***** DATA TO USE *****
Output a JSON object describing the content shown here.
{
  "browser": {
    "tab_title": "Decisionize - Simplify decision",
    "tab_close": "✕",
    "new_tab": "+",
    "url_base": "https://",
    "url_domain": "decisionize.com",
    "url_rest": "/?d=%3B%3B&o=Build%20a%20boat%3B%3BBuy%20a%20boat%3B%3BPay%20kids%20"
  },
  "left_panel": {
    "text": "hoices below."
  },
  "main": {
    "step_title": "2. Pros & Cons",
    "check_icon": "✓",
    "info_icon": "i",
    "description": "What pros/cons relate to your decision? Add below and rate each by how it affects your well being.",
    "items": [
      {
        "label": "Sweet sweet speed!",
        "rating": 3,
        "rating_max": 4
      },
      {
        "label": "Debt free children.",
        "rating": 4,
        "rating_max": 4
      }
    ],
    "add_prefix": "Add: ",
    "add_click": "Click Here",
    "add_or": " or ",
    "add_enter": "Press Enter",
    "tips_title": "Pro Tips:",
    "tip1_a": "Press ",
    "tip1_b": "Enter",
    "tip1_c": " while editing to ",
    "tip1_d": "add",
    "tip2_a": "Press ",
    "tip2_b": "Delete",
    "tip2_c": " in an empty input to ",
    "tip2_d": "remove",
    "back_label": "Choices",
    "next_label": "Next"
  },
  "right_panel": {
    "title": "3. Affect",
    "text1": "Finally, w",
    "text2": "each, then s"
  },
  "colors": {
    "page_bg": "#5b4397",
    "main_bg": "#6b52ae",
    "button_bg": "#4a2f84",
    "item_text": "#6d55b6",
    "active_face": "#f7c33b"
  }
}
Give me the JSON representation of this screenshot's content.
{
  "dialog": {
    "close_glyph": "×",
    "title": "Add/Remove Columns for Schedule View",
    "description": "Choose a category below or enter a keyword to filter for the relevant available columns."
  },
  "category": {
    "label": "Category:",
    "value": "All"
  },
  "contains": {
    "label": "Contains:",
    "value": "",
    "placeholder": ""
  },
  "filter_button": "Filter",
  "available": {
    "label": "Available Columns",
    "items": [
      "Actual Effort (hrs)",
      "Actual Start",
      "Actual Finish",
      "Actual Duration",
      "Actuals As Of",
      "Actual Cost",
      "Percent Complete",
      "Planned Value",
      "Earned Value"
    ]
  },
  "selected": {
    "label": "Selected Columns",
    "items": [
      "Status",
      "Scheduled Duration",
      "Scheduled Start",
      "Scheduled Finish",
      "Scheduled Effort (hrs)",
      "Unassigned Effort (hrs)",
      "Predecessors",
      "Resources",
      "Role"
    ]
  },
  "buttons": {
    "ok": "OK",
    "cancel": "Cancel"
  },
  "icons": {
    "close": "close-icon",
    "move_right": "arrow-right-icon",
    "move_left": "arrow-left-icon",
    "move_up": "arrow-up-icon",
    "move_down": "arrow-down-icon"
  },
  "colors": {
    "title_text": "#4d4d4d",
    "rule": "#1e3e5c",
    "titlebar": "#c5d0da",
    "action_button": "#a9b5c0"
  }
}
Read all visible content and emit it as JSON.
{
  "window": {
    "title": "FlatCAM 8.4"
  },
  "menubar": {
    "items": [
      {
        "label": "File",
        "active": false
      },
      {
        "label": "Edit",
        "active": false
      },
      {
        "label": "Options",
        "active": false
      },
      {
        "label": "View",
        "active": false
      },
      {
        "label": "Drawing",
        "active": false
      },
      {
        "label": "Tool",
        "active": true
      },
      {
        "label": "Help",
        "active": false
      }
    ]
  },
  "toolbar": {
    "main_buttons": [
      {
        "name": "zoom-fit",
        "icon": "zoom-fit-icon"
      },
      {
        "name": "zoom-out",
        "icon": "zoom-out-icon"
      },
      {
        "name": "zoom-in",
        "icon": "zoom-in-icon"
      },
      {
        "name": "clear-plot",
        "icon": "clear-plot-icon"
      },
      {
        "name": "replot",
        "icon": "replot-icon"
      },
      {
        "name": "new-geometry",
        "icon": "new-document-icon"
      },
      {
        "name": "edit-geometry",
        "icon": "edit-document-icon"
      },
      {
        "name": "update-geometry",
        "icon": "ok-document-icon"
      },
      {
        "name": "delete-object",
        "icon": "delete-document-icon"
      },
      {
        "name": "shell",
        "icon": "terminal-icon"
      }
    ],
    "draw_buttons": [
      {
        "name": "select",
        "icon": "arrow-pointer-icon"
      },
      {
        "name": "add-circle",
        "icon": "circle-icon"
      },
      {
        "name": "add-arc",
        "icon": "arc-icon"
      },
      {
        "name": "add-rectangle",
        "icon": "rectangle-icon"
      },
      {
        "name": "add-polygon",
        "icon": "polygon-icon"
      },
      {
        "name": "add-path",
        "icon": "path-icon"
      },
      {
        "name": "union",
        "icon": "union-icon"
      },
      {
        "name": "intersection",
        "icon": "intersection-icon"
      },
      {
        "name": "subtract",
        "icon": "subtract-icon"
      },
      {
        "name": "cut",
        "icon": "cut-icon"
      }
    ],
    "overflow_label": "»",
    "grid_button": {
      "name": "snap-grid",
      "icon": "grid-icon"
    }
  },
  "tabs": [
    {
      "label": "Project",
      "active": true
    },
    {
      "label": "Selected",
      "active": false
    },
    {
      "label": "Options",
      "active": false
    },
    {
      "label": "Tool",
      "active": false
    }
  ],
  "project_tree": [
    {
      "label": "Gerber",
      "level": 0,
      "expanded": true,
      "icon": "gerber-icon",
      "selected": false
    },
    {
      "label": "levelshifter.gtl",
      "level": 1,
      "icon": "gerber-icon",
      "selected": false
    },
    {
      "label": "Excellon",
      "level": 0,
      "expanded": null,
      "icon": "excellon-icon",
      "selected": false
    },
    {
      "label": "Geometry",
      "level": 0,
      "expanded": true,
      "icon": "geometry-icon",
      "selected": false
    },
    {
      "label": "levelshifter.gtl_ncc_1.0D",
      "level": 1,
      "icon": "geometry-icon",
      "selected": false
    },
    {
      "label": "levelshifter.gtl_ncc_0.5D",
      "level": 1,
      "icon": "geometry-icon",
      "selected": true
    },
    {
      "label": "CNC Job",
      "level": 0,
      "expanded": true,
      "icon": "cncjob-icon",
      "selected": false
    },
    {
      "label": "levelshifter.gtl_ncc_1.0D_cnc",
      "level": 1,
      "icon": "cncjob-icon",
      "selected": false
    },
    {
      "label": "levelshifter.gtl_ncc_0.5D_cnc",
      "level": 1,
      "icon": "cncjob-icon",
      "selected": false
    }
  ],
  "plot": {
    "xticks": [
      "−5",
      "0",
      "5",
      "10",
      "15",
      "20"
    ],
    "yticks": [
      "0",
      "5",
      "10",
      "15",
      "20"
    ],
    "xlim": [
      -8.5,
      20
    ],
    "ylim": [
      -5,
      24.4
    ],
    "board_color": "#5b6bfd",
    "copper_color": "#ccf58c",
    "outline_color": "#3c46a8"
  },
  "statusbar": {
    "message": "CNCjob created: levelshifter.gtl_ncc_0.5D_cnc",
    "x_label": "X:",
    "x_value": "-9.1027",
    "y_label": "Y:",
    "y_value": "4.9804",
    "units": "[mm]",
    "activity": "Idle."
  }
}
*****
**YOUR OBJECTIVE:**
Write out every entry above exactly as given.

**SOLUTION FOR THIS EXERCISE:**
Output a JSON object describing the content shown here.
{
  "browser": {
    "tab_title": "Decisionize - Simplify decision",
    "tab_close": "✕",
    "new_tab": "+",
    "url_base": "https://",
    "url_domain": "decisionize.com",
    "url_rest": "/?d=%3B%3B&o=Build%20a%20boat%3B%3BBuy%20a%20boat%3B%3BPay%20kids%20"
  },
  "left_panel": {
    "text": "hoices below."
  },
  "main": {
    "step_title": "2. Pros & Cons",
    "check_icon": "✓",
    "info_icon": "i",
    "description": "What pros/cons relate to your decision? Add below and rate each by how it affects your well being.",
    "items": [
      {
        "label": "Sweet sweet speed!",
        "rating": 3,
        "rating_max": 4
      },
      {
        "label": "Debt free children.",
        "rating": 4,
        "rating_max": 4
      }
    ],
    "add_prefix": "Add: ",
    "add_click": "Click Here",
    "add_or": " or ",
    "add_enter": "Press Enter",
    "tips_title": "Pro Tips:",
    "tip1_a": "Press ",
    "tip1_b": "Enter",
    "tip1_c": " while editing to ",
    "tip1_d": "add",
    "tip2_a": "Press ",
    "tip2_b": "Delete",
    "tip2_c": " in an empty input to ",
    "tip2_d": "remove",
    "back_label": "Choices",
    "next_label": "Next"
  },
  "right_panel": {
    "title": "3. Affect",
    "text1": "Finally, w",
    "text2": "each, then s"
  },
  "colors": {
    "page_bg": "#5b4397",
    "main_bg": "#6b52ae",
    "button_bg": "#4a2f84",
    "item_text": "#6d55b6",
    "active_face": "#f7c33b"
  }
}
Give me the JSON representation of this screenshot's content.
{
  "dialog": {
    "close_glyph": "×",
    "title": "Add/Remove Columns for Schedule View",
    "description": "Choose a category below or enter a keyword to filter for the relevant available columns."
  },
  "category": {
    "label": "Category:",
    "value": "All"
  },
  "contains": {
    "label": "Contains:",
    "value": "",
    "placeholder": ""
  },
  "filter_button": "Filter",
  "available": {
    "label": "Available Columns",
    "items": [
      "Actual Effort (hrs)",
      "Actual Start",
      "Actual Finish",
      "Actual Duration",
      "Actuals As Of",
      "Actual Cost",
      "Percent Complete",
      "Planned Value",
      "Earned Value"
    ]
  },
  "selected": {
    "label": "Selected Columns",
    "items": [
      "Status",
      "Scheduled Duration",
      "Scheduled Start",
      "Scheduled Finish",
      "Scheduled Effort (hrs)",
      "Unassigned Effort (hrs)",
      "Predecessors",
      "Resources",
      "Role"
    ]
  },
  "buttons": {
    "ok": "OK",
    "cancel": "Cancel"
  },
  "icons": {
    "close": "close-icon",
    "move_right": "arrow-right-icon",
    "move_left": "arrow-left-icon",
    "move_up": "arrow-up-icon",
    "move_down": "arrow-down-icon"
  },
  "colors": {
    "title_text": "#4d4d4d",
    "rule": "#1e3e5c",
    "titlebar": "#c5d0da",
    "action_button": "#a9b5c0"
  }
}
Read all visible content and emit it as JSON.
{
  "window": {
    "title": "FlatCAM 8.4"
  },
  "menubar": {
    "items": [
      {
        "label": "File",
        "active": false
      },
      {
        "label": "Edit",
        "active": false
      },
      {
        "label": "Options",
        "active": false
      },
      {
        "label": "View",
        "active": false
      },
      {
        "label": "Drawing",
        "active": false
      },
      {
        "label": "Tool",
        "active": true
      },
      {
        "label": "Help",
        "active": false
      }
    ]
  },
  "toolbar": {
    "main_buttons": [
      {
        "name": "zoom-fit",
        "icon": "zoom-fit-icon"
      },
      {
        "name": "zoom-out",
        "icon": "zoom-out-icon"
      },
      {
        "name": "zoom-in",
        "icon": "zoom-in-icon"
      },
      {
        "name": "clear-plot",
        "icon": "clear-plot-icon"
      },
      {
        "name": "replot",
        "icon": "replot-icon"
      },
      {
        "name": "new-geometry",
        "icon": "new-document-icon"
      },
      {
        "name": "edit-geometry",
        "icon": "edit-document-icon"
      },
      {
        "name": "update-geometry",
        "icon": "ok-document-icon"
      },
      {
        "name": "delete-object",
        "icon": "delete-document-icon"
      },
      {
        "name": "shell",
        "icon": "terminal-icon"
      }
    ],
    "draw_buttons": [
      {
        "name": "select",
        "icon": "arrow-pointer-icon"
      },
      {
        "name": "add-circle",
        "icon": "circle-icon"
      },
      {
        "name": "add-arc",
        "icon": "arc-icon"
      },
      {
        "name": "add-rectangle",
        "icon": "rectangle-icon"
      },
      {
        "name": "add-polygon",
        "icon": "polygon-icon"
      },
      {
        "name": "add-path",
        "icon": "path-icon"
      },
      {
        "name": "union",
        "icon": "union-icon"
      },
      {
        "name": "intersection",
        "icon": "intersection-icon"
      },
      {
        "name": "subtract",
        "icon": "subtract-icon"
      },
      {
        "name": "cut",
        "icon": "cut-icon"
      }
    ],
    "overflow_label": "»",
    "grid_button": {
      "name": "snap-grid",
      "icon": "grid-icon"
    }
  },
  "tabs": [
    {
      "label": "Project",
      "active": true
    },
    {
      "label": "Selected",
      "active": false
    },
    {
      "label": "Options",
      "active": false
    },
    {
      "label": "Tool",
      "active": false
    }
  ],
  "project_tree": [
    {
      "label": "Gerber",
      "level": 0,
      "expanded": true,
      "icon": "gerber-icon",
      "selected": false
    },
    {
      "label": "levelshifter.gtl",
      "level": 1,
      "icon": "gerber-icon",
      "selected": false
    },
    {
      "label": "Excellon",
      "level": 0,
      "expanded": null,
      "icon": "excellon-icon",
      "selected": false
    },
    {
      "label": "Geometry",
      "level": 0,
      "expanded": true,
      "icon": "geometry-icon",
      "selected": false
    },
    {
      "label": "levelshifter.gtl_ncc_1.0D",
      "level": 1,
      "icon": "geometry-icon",
      "selected": false
    },
    {
      "label": "levelshifter.gtl_ncc_0.5D",
      "level": 1,
      "icon": "geometry-icon",
      "selected": true
    },
    {
      "label": "CNC Job",
      "level": 0,
      "expanded": true,
      "icon": "cncjob-icon",
      "selected": false
    },
    {
      "label": "levelshifter.gtl_ncc_1.0D_cnc",
      "level": 1,
      "icon": "cncjob-icon",
      "selected": false
    },
    {
      "label": "levelshifter.gtl_ncc_0.5D_cnc",
      "level": 1,
      "icon": "cncjob-icon",
      "selected": false
    }
  ],
  "plot": {
    "xticks": [
      "−5",
      "0",
      "5",
      "10",
      "15",
      "20"
    ],
    "yticks": [
      "0",
      "5",
      "10",
      "15",
      "20"
    ],
    "xlim": [
      -8.5,
      20
    ],
    "ylim": [
      -5,
      24.4
    ],
    "board_color": "#5b6bfd",
    "copper_color": "#ccf58c",
    "outline_color": "#3c46a8"
  },
  "statusbar": {
    "message": "CNCjob created: levelshifter.gtl_ncc_0.5D_cnc",
    "x_label": "X:",
    "x_value": "-9.1027",
    "y_label": "Y:",
    "y_value": "4.9804",
    "units": "[mm]",
    "activity": "Idle."
  }
}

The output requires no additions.